**GIVEN RECORDS**

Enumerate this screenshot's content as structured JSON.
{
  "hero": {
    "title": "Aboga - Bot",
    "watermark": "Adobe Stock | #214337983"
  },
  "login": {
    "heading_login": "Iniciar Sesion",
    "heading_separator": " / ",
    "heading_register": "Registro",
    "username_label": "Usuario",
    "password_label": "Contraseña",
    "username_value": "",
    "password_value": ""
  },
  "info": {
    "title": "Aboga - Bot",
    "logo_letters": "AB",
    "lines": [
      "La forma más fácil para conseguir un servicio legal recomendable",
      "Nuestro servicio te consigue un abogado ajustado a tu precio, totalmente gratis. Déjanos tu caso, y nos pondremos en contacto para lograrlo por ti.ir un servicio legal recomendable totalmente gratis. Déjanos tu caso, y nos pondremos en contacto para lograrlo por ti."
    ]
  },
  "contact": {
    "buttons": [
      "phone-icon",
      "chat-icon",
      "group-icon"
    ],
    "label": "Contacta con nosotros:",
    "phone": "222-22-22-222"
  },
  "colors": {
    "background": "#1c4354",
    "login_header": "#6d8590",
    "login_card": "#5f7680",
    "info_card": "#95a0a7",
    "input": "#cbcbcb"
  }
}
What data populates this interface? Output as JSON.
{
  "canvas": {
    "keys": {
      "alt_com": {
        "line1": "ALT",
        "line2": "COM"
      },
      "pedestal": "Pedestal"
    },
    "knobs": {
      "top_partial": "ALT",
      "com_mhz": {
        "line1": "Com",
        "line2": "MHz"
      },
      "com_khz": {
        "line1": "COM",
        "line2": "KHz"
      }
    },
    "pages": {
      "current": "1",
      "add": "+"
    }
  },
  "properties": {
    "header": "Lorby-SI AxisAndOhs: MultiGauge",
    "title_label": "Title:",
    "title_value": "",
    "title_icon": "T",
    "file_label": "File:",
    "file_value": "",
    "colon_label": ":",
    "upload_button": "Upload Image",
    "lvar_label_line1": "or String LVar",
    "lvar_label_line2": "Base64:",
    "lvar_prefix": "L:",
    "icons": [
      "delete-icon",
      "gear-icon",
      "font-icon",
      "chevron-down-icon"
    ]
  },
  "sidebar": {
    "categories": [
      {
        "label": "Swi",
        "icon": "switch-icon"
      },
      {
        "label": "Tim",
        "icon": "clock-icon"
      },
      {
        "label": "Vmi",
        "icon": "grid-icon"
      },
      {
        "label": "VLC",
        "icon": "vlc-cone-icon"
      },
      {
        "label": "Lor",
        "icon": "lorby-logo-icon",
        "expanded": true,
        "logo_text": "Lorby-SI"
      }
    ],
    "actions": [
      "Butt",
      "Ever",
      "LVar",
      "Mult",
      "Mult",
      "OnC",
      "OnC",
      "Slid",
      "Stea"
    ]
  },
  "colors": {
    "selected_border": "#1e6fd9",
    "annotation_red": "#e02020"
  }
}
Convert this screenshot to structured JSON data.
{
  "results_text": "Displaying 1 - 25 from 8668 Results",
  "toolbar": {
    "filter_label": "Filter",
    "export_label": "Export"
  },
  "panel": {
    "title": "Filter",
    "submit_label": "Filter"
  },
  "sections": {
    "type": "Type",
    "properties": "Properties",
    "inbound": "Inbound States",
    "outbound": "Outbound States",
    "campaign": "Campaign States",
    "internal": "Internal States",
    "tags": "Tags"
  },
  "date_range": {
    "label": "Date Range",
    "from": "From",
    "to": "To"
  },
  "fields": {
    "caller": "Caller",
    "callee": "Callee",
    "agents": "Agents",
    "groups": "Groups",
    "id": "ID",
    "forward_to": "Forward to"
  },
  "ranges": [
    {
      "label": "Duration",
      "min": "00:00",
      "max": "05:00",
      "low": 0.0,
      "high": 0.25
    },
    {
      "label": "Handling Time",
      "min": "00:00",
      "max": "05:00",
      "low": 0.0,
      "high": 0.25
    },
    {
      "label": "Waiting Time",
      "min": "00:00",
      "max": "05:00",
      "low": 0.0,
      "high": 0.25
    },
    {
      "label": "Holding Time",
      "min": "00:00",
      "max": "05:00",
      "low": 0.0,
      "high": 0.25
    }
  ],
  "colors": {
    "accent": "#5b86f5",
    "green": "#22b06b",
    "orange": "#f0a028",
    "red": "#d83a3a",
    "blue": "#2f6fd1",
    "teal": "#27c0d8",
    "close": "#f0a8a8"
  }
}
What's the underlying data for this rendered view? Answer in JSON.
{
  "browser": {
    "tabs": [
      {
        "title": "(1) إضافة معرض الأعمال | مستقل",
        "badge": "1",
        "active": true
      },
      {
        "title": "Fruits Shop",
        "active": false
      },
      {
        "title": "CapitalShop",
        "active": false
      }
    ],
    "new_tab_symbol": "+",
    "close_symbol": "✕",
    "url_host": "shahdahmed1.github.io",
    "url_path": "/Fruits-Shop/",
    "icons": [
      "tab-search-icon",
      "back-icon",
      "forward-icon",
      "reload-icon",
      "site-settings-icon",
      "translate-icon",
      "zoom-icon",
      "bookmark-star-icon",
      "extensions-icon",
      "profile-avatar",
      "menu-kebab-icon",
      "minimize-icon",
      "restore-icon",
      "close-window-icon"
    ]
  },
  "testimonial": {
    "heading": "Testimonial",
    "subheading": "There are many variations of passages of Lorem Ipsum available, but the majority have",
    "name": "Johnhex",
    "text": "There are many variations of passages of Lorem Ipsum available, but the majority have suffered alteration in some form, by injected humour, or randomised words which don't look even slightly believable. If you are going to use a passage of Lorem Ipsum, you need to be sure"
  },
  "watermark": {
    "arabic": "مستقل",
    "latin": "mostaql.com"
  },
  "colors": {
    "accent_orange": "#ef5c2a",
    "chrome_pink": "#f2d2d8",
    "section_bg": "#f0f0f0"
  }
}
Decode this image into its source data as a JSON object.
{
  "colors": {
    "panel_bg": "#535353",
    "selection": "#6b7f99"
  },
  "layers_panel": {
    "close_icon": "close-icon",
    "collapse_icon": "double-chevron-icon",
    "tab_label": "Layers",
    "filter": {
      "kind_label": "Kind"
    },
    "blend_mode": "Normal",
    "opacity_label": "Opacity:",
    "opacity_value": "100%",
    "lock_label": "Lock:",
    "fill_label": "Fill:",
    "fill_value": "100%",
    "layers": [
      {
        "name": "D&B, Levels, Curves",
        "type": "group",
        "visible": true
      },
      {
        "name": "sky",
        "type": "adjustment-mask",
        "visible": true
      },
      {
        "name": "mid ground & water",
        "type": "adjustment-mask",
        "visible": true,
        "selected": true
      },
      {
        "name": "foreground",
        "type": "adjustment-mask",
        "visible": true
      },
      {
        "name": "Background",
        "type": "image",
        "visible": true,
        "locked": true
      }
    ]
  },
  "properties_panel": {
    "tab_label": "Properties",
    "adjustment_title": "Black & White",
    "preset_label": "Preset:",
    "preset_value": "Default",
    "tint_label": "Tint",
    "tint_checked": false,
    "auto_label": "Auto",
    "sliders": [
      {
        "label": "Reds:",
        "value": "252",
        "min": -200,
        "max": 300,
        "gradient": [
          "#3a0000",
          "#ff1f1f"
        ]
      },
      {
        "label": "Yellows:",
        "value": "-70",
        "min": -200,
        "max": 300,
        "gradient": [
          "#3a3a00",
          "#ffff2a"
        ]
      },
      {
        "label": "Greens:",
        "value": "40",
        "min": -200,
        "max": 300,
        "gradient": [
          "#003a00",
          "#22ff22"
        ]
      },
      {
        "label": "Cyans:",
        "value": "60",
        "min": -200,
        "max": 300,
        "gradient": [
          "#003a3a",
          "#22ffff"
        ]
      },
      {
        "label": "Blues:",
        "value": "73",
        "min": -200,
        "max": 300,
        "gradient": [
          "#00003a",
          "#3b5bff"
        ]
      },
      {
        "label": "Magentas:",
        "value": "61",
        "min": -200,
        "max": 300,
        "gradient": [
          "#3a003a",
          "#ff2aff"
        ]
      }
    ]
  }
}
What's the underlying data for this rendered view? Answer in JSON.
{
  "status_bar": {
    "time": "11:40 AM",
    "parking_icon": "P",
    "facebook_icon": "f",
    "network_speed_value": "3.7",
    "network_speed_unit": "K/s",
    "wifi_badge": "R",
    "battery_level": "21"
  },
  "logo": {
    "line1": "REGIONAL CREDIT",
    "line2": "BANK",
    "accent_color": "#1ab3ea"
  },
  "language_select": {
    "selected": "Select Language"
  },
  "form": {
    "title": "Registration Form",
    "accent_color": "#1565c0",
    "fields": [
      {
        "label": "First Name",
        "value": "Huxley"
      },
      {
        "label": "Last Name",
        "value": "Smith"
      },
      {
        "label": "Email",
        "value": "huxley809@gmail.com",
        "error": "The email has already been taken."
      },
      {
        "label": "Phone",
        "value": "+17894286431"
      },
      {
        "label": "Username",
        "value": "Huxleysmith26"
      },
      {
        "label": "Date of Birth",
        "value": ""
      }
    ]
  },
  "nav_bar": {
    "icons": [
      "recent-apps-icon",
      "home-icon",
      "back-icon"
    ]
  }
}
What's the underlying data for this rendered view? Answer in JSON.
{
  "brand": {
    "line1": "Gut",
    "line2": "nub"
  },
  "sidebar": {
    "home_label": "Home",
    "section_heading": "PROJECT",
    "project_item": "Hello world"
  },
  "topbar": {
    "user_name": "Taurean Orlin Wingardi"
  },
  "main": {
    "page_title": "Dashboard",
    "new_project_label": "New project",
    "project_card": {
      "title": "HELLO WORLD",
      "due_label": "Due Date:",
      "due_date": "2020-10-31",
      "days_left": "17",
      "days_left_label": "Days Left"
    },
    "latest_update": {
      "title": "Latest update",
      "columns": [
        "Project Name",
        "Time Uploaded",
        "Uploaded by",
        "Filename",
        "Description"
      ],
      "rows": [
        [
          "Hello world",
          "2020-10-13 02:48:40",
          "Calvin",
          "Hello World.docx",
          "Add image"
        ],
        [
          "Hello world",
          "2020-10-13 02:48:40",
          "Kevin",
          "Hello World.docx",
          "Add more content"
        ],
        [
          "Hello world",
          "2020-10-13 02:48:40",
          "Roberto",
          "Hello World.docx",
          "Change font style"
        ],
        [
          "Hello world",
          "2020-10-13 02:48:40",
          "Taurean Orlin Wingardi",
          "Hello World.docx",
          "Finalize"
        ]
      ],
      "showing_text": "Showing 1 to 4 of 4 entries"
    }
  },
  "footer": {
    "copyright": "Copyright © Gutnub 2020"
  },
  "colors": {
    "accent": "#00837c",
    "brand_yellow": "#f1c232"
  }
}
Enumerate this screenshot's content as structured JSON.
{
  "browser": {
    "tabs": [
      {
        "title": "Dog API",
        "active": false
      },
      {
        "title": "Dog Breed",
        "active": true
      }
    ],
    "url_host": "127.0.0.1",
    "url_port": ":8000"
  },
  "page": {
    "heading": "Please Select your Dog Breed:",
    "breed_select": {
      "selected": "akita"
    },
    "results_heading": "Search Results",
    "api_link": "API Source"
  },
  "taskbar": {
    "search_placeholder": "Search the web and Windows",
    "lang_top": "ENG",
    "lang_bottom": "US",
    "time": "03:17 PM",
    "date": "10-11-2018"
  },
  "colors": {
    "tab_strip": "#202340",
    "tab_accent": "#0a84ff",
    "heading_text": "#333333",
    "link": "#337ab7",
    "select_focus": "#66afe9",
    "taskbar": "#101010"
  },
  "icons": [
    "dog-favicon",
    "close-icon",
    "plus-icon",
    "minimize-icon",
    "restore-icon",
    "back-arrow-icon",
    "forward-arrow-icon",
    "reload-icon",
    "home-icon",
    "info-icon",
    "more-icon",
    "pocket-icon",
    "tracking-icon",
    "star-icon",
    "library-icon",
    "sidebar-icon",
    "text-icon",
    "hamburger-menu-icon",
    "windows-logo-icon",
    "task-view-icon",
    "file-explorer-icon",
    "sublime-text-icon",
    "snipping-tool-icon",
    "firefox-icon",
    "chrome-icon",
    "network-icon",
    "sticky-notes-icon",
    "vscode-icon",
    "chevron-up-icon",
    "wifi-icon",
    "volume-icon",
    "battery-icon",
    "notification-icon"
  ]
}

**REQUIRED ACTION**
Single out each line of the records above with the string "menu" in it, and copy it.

**ANSWER AREA**
      "menu-kebab-icon",
    "hamburger-menu-icon",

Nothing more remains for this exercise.